What lines of the data include the string "Configuration"? Copy them all.

(DATA SECTION)

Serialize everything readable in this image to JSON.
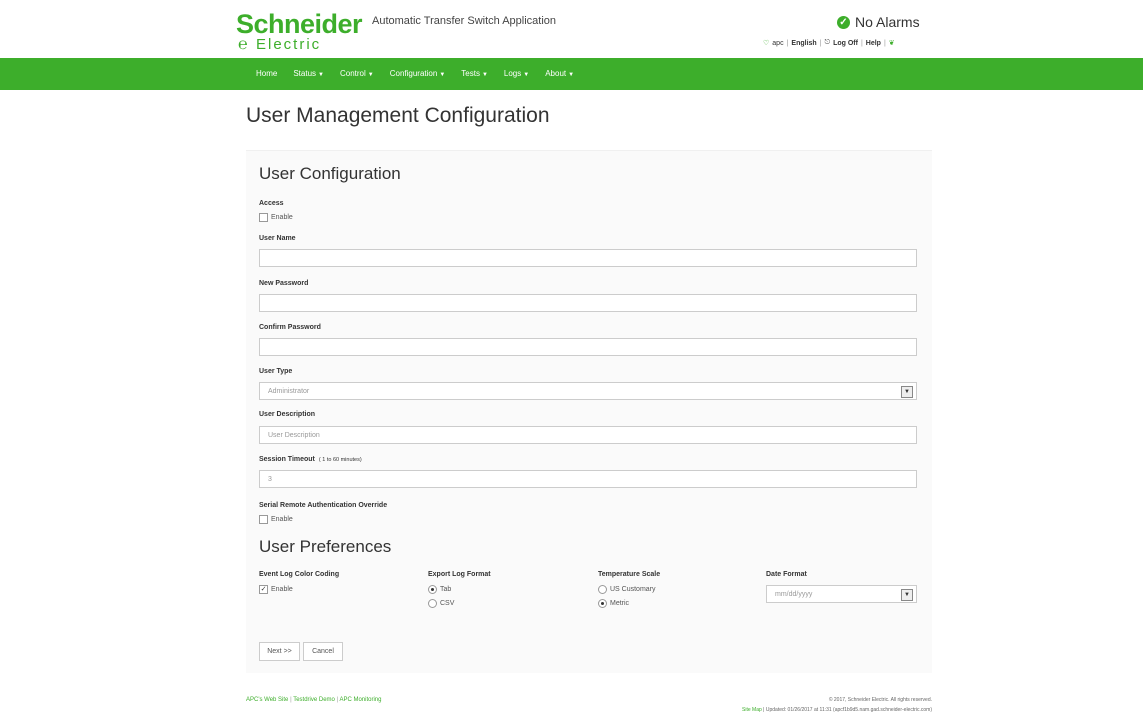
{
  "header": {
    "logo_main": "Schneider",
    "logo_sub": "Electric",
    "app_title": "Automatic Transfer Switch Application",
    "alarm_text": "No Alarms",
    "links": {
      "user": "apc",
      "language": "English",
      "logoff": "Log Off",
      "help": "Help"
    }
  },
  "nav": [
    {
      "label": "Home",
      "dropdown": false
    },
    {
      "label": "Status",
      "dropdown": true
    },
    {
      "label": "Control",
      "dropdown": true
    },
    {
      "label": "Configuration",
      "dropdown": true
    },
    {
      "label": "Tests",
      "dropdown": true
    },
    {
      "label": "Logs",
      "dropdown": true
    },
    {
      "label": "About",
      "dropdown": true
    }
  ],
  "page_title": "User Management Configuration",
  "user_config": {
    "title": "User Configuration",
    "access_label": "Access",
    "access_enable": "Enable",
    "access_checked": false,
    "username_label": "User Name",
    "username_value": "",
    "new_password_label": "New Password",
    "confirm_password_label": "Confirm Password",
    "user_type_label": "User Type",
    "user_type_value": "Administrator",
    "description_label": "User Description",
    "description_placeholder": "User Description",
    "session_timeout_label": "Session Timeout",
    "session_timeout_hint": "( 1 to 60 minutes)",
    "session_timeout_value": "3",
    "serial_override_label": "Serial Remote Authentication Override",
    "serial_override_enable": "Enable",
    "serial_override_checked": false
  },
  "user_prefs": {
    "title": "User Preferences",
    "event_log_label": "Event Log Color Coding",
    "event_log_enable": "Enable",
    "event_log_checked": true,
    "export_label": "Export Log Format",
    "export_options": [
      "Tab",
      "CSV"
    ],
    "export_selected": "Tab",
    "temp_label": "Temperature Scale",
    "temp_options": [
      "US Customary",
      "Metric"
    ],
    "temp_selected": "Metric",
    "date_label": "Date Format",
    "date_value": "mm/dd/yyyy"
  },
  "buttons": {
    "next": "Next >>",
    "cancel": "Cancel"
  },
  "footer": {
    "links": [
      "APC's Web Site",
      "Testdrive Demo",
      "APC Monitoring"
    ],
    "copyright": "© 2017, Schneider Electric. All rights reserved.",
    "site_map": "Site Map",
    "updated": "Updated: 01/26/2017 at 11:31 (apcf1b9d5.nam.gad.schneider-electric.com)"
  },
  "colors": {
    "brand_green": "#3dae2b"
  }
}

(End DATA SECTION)

* **TASK SOLUTION**
      "label": "Configuration",
  "page_title": "User Management Configuration",
    "title": "User Configuration",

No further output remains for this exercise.